Though the full stereo tracks without anomalies sound terrific, the mono album offers consistency. Musical Direction: Jim Timmens. Running Time: 34 minutes.
Only two songs from the Hanna-Barbera feature appear on this album, with a hefty helping of previously released songs based on the characters. He also made some vocal appearances on Total Television cartoons—and recorded a number of Golden Records, most notably The Poky Little Puppy read-along. She was best known for being the voice of Little Lulu in the Famous Studios cartoons of the s.
That would have made the album that much more enjoyable! And those radio spots were good,but really…the BEARtles? Wonder if Joe Barbera was the one who threw in that suggestion?
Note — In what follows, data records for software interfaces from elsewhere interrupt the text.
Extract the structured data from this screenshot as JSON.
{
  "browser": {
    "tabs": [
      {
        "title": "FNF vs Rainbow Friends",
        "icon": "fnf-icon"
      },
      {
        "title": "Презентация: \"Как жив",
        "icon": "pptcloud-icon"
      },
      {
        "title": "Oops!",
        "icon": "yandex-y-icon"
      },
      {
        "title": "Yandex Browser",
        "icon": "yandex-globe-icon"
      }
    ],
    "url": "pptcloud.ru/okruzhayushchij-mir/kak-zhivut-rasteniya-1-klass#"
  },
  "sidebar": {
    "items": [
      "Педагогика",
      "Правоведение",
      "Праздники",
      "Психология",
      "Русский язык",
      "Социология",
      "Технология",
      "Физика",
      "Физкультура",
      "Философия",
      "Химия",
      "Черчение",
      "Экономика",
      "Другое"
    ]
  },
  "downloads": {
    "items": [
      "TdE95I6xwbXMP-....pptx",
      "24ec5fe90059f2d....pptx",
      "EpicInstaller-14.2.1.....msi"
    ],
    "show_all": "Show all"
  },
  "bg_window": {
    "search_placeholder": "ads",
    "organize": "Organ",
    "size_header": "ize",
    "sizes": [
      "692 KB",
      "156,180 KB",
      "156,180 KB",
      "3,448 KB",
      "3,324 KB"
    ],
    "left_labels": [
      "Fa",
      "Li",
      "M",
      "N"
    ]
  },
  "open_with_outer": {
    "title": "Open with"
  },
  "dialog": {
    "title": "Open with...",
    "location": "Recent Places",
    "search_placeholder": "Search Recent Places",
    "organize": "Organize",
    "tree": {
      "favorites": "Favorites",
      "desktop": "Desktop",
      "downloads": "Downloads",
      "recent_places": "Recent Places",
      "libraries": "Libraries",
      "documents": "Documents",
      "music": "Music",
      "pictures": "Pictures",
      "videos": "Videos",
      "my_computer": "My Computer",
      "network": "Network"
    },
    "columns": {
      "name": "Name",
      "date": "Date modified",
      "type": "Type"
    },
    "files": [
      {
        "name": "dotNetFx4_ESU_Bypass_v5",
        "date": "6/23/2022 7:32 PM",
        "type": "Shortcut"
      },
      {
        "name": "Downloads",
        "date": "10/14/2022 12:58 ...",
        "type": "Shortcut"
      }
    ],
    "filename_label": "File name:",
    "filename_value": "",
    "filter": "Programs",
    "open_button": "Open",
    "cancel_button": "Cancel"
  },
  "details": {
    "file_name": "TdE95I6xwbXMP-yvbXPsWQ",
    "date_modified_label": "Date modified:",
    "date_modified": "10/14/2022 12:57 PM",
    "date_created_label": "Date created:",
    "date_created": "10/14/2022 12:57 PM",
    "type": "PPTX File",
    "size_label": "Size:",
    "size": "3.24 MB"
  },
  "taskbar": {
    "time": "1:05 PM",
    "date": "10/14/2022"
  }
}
see url Why not …? Two things: — How did a gag of Yogi hiding in a small refrigerator survive safety-minded clippers? Restrictions about such things as the refrigerator gag were not as strict in movies as on TV, and there were fewer groups and individuals presiding over such things in those days, so it was probably overlooked as being questionable.
Actually,there was a snickering dog character who had appeared in several early Huckleberry Hound cartoons. There was talk in the trade papers in —before Yogi even had his own show—of putting him in a feature film. DB, the snickering dog idea goes back to the Huckleberry Hound show. Read here. Thanks for the info! Also noteworthy are the design changes that were made to Cindy Bear and Ranger Smith for this film. For the film, the artists slimmed her down and made her a brown bear, took away the hat and gave her a more appealing scarf instead.
Also Ranger Smith was likewise slimmed down and given a more appealing appearance. Nice thoughts as usual, Frederick. In the case of Cindy and Ranger Smith, their appearance in the movie pretty much cemented that design they would be seen as since, give how many spin-offs or merchandised artwork I had seen of them in my lifetime. Anyone know why the main title credits with the theme song are excised for TV airings? The Man Called Flintstone is always left intact. I love the titles for this and the Flintstones feature ever notice how the Man Called Flintstone titles slightly resemble the Abbott and Costello titles?
I think the VHS has it, though. First time I saw the movie I laughed out loud at the Columbia opening. Anything noteworthy in the Columbia logo for the Yogi film? It was kind of an odd decision to simply ditch the title song entirely there and I wonder why they did it at all. In the film saw a theatrical re-release from Clubhouse Pictures, a subsidiary of Atlantic Entertainment Group.